(Beginning of PROVIDED RECORDS)
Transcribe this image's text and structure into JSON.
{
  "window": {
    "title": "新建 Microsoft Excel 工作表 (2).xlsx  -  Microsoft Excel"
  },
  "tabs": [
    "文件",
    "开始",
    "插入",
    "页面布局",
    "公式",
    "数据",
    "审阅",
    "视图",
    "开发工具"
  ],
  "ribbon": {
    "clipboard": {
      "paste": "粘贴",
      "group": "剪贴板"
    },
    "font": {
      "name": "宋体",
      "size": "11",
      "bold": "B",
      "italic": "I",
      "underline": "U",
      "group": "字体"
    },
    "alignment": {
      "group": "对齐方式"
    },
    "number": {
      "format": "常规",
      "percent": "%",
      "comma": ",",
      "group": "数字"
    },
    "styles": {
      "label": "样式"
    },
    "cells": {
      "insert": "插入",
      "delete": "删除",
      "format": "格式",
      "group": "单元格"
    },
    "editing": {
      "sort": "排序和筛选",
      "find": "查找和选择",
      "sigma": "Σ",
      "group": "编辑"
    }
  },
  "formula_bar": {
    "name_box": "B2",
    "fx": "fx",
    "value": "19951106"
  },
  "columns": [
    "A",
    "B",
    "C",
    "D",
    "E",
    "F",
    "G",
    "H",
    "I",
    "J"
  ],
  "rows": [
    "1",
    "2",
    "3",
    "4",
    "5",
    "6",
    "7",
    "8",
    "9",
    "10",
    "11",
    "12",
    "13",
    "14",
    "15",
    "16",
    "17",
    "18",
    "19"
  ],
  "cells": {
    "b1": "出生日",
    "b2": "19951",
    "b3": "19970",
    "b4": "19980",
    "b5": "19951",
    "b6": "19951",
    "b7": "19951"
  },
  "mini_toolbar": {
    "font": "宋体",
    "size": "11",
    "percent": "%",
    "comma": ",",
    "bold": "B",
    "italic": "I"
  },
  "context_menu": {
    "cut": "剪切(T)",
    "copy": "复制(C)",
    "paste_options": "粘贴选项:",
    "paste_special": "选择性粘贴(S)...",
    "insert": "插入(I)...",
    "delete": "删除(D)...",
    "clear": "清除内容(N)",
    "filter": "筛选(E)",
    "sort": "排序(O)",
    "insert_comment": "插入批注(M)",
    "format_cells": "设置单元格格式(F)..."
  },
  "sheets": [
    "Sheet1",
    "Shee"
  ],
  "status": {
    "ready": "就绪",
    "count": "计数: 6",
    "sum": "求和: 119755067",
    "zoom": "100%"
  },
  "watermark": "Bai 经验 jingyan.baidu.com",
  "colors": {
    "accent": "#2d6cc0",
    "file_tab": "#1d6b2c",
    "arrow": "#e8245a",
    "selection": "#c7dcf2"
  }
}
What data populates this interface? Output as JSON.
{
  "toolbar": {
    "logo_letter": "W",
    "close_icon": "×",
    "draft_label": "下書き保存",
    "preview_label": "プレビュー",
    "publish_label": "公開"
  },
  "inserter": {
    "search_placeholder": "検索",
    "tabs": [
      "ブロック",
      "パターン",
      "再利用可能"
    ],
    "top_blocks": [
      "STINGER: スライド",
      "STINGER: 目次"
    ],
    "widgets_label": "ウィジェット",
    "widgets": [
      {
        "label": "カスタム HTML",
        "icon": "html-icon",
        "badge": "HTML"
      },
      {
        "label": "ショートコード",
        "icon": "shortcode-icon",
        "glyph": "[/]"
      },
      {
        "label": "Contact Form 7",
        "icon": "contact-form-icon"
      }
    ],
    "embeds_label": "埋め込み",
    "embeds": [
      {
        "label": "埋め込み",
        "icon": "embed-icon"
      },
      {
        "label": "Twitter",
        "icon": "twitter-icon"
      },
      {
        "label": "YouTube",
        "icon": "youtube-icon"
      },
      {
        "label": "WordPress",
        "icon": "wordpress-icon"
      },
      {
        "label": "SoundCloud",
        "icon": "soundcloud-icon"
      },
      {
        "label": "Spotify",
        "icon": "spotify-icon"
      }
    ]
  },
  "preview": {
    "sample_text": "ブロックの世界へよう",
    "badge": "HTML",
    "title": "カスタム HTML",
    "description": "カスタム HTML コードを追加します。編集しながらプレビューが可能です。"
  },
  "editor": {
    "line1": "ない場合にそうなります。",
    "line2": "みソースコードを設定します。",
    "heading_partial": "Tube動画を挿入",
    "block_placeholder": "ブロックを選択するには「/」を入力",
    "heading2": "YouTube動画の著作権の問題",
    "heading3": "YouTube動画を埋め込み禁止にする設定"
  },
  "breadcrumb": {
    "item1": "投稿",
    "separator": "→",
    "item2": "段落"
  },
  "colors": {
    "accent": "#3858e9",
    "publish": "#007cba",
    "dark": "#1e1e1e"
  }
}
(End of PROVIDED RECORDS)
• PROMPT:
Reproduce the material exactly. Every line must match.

• SOLUTION TO THIS EXERCISE:
Transcribe this image's text and structure into JSON.
{
  "window": {
    "title": "新建 Microsoft Excel 工作表 (2).xlsx  -  Microsoft Excel"
  },
  "tabs": [
    "文件",
    "开始",
    "插入",
    "页面布局",
    "公式",
    "数据",
    "审阅",
    "视图",
    "开发工具"
  ],
  "ribbon": {
    "clipboard": {
      "paste": "粘贴",
      "group": "剪贴板"
    },
    "font": {
      "name": "宋体",
      "size": "11",
      "bold": "B",
      "italic": "I",
      "underline": "U",
      "group": "字体"
    },
    "alignment": {
      "group": "对齐方式"
    },
    "number": {
      "format": "常规",
      "percent": "%",
      "comma": ",",
      "group": "数字"
    },
    "styles": {
      "label": "样式"
    },
    "cells": {
      "insert": "插入",
      "delete": "删除",
      "format": "格式",
      "group": "单元格"
    },
    "editing": {
      "sort": "排序和筛选",
      "find": "查找和选择",
      "sigma": "Σ",
      "group": "编辑"
    }
  },
  "formula_bar": {
    "name_box": "B2",
    "fx": "fx",
    "value": "19951106"
  },
  "columns": [
    "A",
    "B",
    "C",
    "D",
    "E",
    "F",
    "G",
    "H",
    "I",
    "J"
  ],
  "rows": [
    "1",
    "2",
    "3",
    "4",
    "5",
    "6",
    "7",
    "8",
    "9",
    "10",
    "11",
    "12",
    "13",
    "14",
    "15",
    "16",
    "17",
    "18",
    "19"
  ],
  "cells": {
    "b1": "出生日",
    "b2": "19951",
    "b3": "19970",
    "b4": "19980",
    "b5": "19951",
    "b6": "19951",
    "b7": "19951"
  },
  "mini_toolbar": {
    "font": "宋体",
    "size": "11",
    "percent": "%",
    "comma": ",",
    "bold": "B",
    "italic": "I"
  },
  "context_menu": {
    "cut": "剪切(T)",
    "copy": "复制(C)",
    "paste_options": "粘贴选项:",
    "paste_special": "选择性粘贴(S)...",
    "insert": "插入(I)...",
    "delete": "删除(D)...",
    "clear": "清除内容(N)",
    "filter": "筛选(E)",
    "sort": "排序(O)",
    "insert_comment": "插入批注(M)",
    "format_cells": "设置单元格格式(F)..."
  },
  "sheets": [
    "Sheet1",
    "Shee"
  ],
  "status": {
    "ready": "就绪",
    "count": "计数: 6",
    "sum": "求和: 119755067",
    "zoom": "100%"
  },
  "watermark": "Bai 经验 jingyan.baidu.com",
  "colors": {
    "accent": "#2d6cc0",
    "file_tab": "#1d6b2c",
    "arrow": "#e8245a",
    "selection": "#c7dcf2"
  }
}
What data populates this interface? Output as JSON.
{
  "toolbar": {
    "logo_letter": "W",
    "close_icon": "×",
    "draft_label": "下書き保存",
    "preview_label": "プレビュー",
    "publish_label": "公開"
  },
  "inserter": {
    "search_placeholder": "検索",
    "tabs": [
      "ブロック",
      "パターン",
      "再利用可能"
    ],
    "top_blocks": [
      "STINGER: スライド",
      "STINGER: 目次"
    ],
    "widgets_label": "ウィジェット",
    "widgets": [
      {
        "label": "カスタム HTML",
        "icon": "html-icon",
        "badge": "HTML"
      },
      {
        "label": "ショートコード",
        "icon": "shortcode-icon",
        "glyph": "[/]"
      },
      {
        "label": "Contact Form 7",
        "icon": "contact-form-icon"
      }
    ],
    "embeds_label": "埋め込み",
    "embeds": [
      {
        "label": "埋め込み",
        "icon": "embed-icon"
      },
      {
        "label": "Twitter",
        "icon": "twitter-icon"
      },
      {
        "label": "YouTube",
        "icon": "youtube-icon"
      },
      {
        "label": "WordPress",
        "icon": "wordpress-icon"
      },
      {
        "label": "SoundCloud",
        "icon": "soundcloud-icon"
      },
      {
        "label": "Spotify",
        "icon": "spotify-icon"
      }
    ]
  },
  "preview": {
    "sample_text": "ブロックの世界へよう",
    "badge": "HTML",
    "title": "カスタム HTML",
    "description": "カスタム HTML コードを追加します。編集しながらプレビューが可能です。"
  },
  "editor": {
    "line1": "ない場合にそうなります。",
    "line2": "みソースコードを設定します。",
    "heading_partial": "Tube動画を挿入",
    "block_placeholder": "ブロックを選択するには「/」を入力",
    "heading2": "YouTube動画の著作権の問題",
    "heading3": "YouTube動画を埋め込み禁止にする設定"
  },
  "breadcrumb": {
    "item1": "投稿",
    "separator": "→",
    "item2": "段落"
  },
  "colors": {
    "accent": "#3858e9",
    "publish": "#007cba",
    "dark": "#1e1e1e"
  }
}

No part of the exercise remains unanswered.